Tuesday, December 18, 2012

A Whiskey Vocation

by Lake Lambert  

Among alcoholic beverages, Jack Daniel’s has enviable name recognition and market share, but the product name also reflects the founder’s name -- or at least one of the founders. Less familiar is the name of Jack Daniel’s original partner in the whiskey business, Daniel H. Call, a farmer, a small-time distiller, and a lay preacher in the Lutheran church. According to most historical accounts, he adopted the young Jack Daniel into his family, taught him how to make whiskey, and went on to co-found with Daniel what would become one of the best known distillers of all time.

But in a remarkable move, Call quit the whiskey-making business only seven years after the partnership was formed and sold his entire share to Daniel. The temperance movement within southern Lutheranism after the civil war was remarkably powerful. Available accounts report that Call was under pressure from his wife, his congregation, and his synod to get out of the liquor business. However, a revival at Call’s church may have been immediate motivator. Daniel’s biographer Ben Green tells of a temperance preaching female revivalist who visited the congregation just before Call sold.
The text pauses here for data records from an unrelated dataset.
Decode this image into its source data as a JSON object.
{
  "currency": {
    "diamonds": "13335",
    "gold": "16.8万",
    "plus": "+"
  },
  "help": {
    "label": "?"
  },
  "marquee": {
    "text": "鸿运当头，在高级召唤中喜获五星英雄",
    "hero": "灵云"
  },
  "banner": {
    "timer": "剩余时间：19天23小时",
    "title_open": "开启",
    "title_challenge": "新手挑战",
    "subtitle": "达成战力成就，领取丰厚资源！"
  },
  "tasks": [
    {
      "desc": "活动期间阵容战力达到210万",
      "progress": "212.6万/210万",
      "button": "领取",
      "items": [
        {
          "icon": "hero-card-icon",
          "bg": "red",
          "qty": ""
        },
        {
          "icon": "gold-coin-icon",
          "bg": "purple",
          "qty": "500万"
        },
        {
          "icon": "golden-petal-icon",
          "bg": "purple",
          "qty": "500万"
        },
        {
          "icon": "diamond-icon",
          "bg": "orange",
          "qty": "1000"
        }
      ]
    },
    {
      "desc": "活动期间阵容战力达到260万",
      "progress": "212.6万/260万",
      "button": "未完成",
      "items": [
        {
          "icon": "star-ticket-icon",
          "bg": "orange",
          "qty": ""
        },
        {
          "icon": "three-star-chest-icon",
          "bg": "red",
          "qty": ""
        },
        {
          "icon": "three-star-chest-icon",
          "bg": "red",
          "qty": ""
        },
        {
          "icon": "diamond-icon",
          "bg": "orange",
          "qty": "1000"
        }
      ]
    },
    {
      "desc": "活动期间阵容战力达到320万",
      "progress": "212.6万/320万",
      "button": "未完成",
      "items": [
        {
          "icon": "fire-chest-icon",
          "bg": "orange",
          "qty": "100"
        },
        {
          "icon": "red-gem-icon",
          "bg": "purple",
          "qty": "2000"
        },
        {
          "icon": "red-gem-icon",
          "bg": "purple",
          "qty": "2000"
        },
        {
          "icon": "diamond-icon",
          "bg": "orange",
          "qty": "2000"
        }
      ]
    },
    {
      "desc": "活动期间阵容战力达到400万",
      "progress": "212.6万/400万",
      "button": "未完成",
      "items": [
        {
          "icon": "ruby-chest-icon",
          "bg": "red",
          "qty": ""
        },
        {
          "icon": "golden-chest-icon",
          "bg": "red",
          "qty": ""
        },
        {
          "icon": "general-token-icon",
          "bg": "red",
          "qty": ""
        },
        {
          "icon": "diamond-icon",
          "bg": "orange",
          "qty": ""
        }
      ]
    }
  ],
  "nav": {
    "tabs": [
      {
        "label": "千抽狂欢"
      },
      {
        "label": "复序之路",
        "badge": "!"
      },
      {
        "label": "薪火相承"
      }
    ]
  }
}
The results can be seen on liquor store shelves across the country and around the world: Call’s name is absent from that famous black label.

A calling not sinful in itself 

Of course, it was not a new idea in Daniel Call’s time that a particular role or type of work could be unfitting for a Christian. The re-discovery of vocation as a theological idea at the time of the Reformation sparked considerable discussion and debate on the issue. Arguing that God endowed all socially useful offices and roles with vocational meaning, Martin Luther the upset the sharp division between the spiritual and the material realms. No longer was a calling restricted to the “spiritual” offices of bishop, priest, monk, and nun. Several years later, John Calvin adopted Luther’s project on vocation with some alterations but also with continuity. Both saw a vocation as a means of service as well as a means to order and preserve creation.

The broad expansion of vocation outside the ecclesiastical realm raised several questions about how wide the expansion should go. Luther himself was asked specifically whether being a soldier could be a Christian vocation. He answered “yes.” Without prompting, he even encouraged able Christian men to consider service as executioners, if there was community need. Luther also commended the vocational roles of marriage, house servant, judge, farmer, ruler, and citizen. In each of these cases, he saw the roles as forms of community service. Luther explicitly forbid only a few place of vocations. For example, he said that no one should be a robber, usurer, prostitute, nun, monk, priest, cardinal, or pope. His overriding concern was service to neighbor, and that was possible, he wrote, as long as the Christian worked “in a calling that is not sinful in itself”(Luther, 1905, 248-49). Certainly, the production of alcoholic beverages was not included in this category because Luther’s own wife, Katie, was a brewer or beer and a maker of wine at their Wittenberg home. The mores of the time and place would not have suggested prohibition as a Christian position.


Lambert's article continues by describing the struggles that different theologians and denominations have run into while they search for where to "drawing the line" between what should and should not be considered a righteous vocation. It is an interesting read discussing vocational relativism, but the bottom line for me is whether or not the criteria for the vocation is inherently sinful. God calls us in many ways and works through us as many masks to care for the world, many of which we could never even dream or think of. But, although God can use sinful jobs to his good (like working through Joseph's brothers and Rahab) the sin in the job is not what depended on. Many times people are given the gifts they need for fulfilling a righteous vocation, but neglect in doing so. This would lead to the sin of omitance.

Here are some more tidbits of Lambert's essay:

Dietrich Bonhoeffer explained Christian vocation ..., stating that one experiences God’s call in the encounter with Jesus Christ. In turn, Bonhoeffer says, “vocation is the place at which one responds to the call of Christ and thus lives responsibly” (290-91). At the heart of this interpretation of vocation is the place of response, and this place has no ultimate meaning or eternal significance. Only the encounter with Jesus Christ is ultimately significant, Bonhoeffer says, just as only the general call is ultimately significant. From this perspective, we can look at the life of Daniel Call and conclude that neither his making whiskey nor his decision to stop making whiskey ultimately mattered. As Luther himself noted, work is not redemptive, and there are no particular callings in heaven; their existence is temporary and fleeting. With the writer of Ecclesiastes, we can truly say that the work of humans is nothing but vanity....

The paradox of a Lutheran theology of vocation is that these places of responsibility do really matter, even without ultimate significance. They matter so much that Christians should organize their lives around them; they require commitments that will consume time, energy, and maybe even ones life....

No comments:

Post a Comment